Fallon, who hails from Glenview, Illinois is known for his faceoff prowess. He led UML in faceoff percentage by winning 54 percent this season. He saw action in 132 career contests and contributed 49 points on 14 goals and 35 assists. Fallon may be another River Hawk to join the minor league ranks to begin his possible ascent to the NHL.
After the loss to Quinnipiac, White spoke about his fellow seniors and the contributions the class of ‘16 made to the UML hockey program.
“Obviously, it means a lot,” White said. “It’s a tremendous group that we had and it’s not just all of us, it’s the group that we had before us and the group that we had this year that helped contribute to everything and just thankful to be a part of everything that’s happened so far.”
Of course, there are some undrafted underclassmen who are on the scouts radars.
Dylan Zink and Joe Gambardella among others may be forced to decide between signing professional contracts or returning to Lowell in the Fall.
According to sources, last Spring, Gambardella turned down offers from the New York Islanders, New York Rangers, and the Anaheim Ducks to remain a River Hawk.
At least one thing is for sure, this year’s six seniors will walk proudly knowing they were major contributors to the turnaround of a program that was on the verge of being abolished just before their arrival, into one of the most successful in the country.
Well done, gentlemen. Well done.

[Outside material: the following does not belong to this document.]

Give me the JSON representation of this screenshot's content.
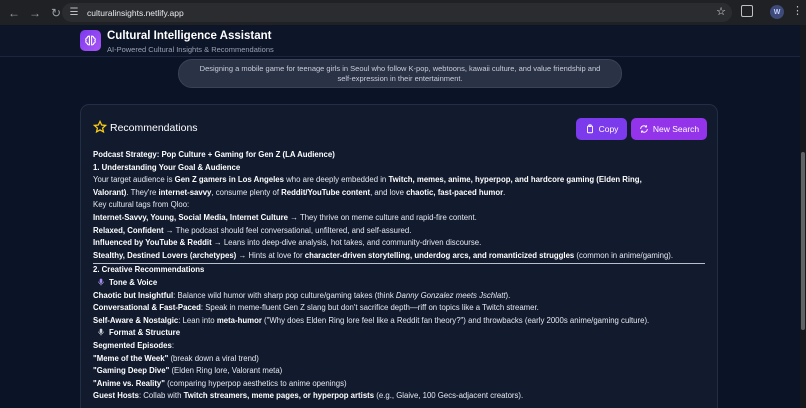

Follow ESPN New Hampshire NHL/NCAA Writer, Shawn Hutcheon, on Twitter at @ShawnHutcheon.
Reprinted with permission of The Lowell Sun.